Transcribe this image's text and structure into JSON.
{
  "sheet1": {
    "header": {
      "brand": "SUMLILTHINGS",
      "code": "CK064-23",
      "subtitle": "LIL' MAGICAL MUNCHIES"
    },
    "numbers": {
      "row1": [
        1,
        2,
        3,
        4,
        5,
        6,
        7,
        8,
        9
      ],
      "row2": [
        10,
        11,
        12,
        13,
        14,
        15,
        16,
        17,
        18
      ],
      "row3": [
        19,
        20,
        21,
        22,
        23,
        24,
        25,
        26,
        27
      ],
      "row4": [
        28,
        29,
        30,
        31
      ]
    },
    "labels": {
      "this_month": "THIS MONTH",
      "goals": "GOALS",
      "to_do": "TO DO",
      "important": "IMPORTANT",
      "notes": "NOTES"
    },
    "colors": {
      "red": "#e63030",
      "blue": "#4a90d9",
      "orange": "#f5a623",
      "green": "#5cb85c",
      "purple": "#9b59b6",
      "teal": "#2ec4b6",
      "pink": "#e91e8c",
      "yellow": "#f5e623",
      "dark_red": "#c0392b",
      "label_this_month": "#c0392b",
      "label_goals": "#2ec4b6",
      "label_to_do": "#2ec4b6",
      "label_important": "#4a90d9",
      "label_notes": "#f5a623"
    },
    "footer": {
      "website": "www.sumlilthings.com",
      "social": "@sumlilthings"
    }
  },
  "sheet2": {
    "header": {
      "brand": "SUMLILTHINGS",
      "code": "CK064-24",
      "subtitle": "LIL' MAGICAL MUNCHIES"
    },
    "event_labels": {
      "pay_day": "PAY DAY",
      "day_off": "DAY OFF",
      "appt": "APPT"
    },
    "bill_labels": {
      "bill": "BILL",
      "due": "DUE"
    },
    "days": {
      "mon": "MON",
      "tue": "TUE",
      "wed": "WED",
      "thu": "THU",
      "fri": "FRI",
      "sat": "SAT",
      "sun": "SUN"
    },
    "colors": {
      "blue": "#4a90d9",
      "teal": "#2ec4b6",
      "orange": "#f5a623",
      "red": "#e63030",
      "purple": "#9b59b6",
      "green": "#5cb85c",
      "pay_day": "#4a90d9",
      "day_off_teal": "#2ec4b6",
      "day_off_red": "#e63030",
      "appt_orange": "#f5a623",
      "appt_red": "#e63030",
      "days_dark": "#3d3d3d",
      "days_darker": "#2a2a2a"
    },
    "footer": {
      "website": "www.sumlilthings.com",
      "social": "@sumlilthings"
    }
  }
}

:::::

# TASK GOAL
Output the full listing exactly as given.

# SOLUTION BELOW
Transcribe this image's text and structure into JSON.
{
  "sheet1": {
    "header": {
      "brand": "SUMLILTHINGS",
      "code": "CK064-23",
      "subtitle": "LIL' MAGICAL MUNCHIES"
    },
    "numbers": {
      "row1": [
        1,
        2,
        3,
        4,
        5,
        6,
        7,
        8,
        9
      ],
      "row2": [
        10,
        11,
        12,
        13,
        14,
        15,
        16,
        17,
        18
      ],
      "row3": [
        19,
        20,
        21,
        22,
        23,
        24,
        25,
        26,
        27
      ],
      "row4": [
        28,
        29,
        30,
        31
      ]
    },
    "labels": {
      "this_month": "THIS MONTH",
      "goals": "GOALS",
      "to_do": "TO DO",
      "important": "IMPORTANT",
      "notes": "NOTES"
    },
    "colors": {
      "red": "#e63030",
      "blue": "#4a90d9",
      "orange": "#f5a623",
      "green": "#5cb85c",
      "purple": "#9b59b6",
      "teal": "#2ec4b6",
      "pink": "#e91e8c",
      "yellow": "#f5e623",
      "dark_red": "#c0392b",
      "label_this_month": "#c0392b",
      "label_goals": "#2ec4b6",
      "label_to_do": "#2ec4b6",
      "label_important": "#4a90d9",
      "label_notes": "#f5a623"
    },
    "footer": {
      "website": "www.sumlilthings.com",
      "social": "@sumlilthings"
    }
  },
  "sheet2": {
    "header": {
      "brand": "SUMLILTHINGS",
      "code": "CK064-24",
      "subtitle": "LIL' MAGICAL MUNCHIES"
    },
    "event_labels": {
      "pay_day": "PAY DAY",
      "day_off": "DAY OFF",
      "appt": "APPT"
    },
    "bill_labels": {
      "bill": "BILL",
      "due": "DUE"
    },
    "days": {
      "mon": "MON",
      "tue": "TUE",
      "wed": "WED",
      "thu": "THU",
      "fri": "FRI",
      "sat": "SAT",
      "sun": "SUN"
    },
    "colors": {
      "blue": "#4a90d9",
      "teal": "#2ec4b6",
      "orange": "#f5a623",
      "red": "#e63030",
      "purple": "#9b59b6",
      "green": "#5cb85c",
      "pay_day": "#4a90d9",
      "day_off_teal": "#2ec4b6",
      "day_off_red": "#e63030",
      "appt_orange": "#f5a623",
      "appt_red": "#e63030",
      "days_dark": "#3d3d3d",
      "days_darker": "#2a2a2a"
    },
    "footer": {
      "website": "www.sumlilthings.com",
      "social": "@sumlilthings"
    }
  }
}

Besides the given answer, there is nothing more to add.